• [THE TASK]
Find the lines below that contain the word "ScriptRunner" and count them. Only the number should be given.

• [RECORD SET]
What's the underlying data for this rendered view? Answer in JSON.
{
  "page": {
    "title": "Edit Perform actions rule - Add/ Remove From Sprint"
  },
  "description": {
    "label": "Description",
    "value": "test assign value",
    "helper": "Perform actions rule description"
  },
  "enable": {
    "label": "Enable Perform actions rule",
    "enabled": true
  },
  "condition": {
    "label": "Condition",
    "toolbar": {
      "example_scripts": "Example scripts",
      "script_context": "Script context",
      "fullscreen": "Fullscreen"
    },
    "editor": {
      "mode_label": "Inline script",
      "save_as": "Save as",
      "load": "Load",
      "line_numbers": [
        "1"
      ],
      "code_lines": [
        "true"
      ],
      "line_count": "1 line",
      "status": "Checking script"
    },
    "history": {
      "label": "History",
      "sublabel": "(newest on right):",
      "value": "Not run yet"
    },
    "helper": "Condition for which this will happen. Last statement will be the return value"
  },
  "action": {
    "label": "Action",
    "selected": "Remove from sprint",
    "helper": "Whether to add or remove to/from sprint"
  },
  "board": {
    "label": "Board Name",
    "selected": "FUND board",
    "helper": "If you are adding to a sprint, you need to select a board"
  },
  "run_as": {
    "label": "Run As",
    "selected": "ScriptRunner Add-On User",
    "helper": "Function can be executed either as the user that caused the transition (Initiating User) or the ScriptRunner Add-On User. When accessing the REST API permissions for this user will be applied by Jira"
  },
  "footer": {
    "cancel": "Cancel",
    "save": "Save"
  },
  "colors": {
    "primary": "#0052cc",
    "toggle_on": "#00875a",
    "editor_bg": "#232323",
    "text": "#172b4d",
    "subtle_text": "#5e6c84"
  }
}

• [EXPECTED ANSWER]
2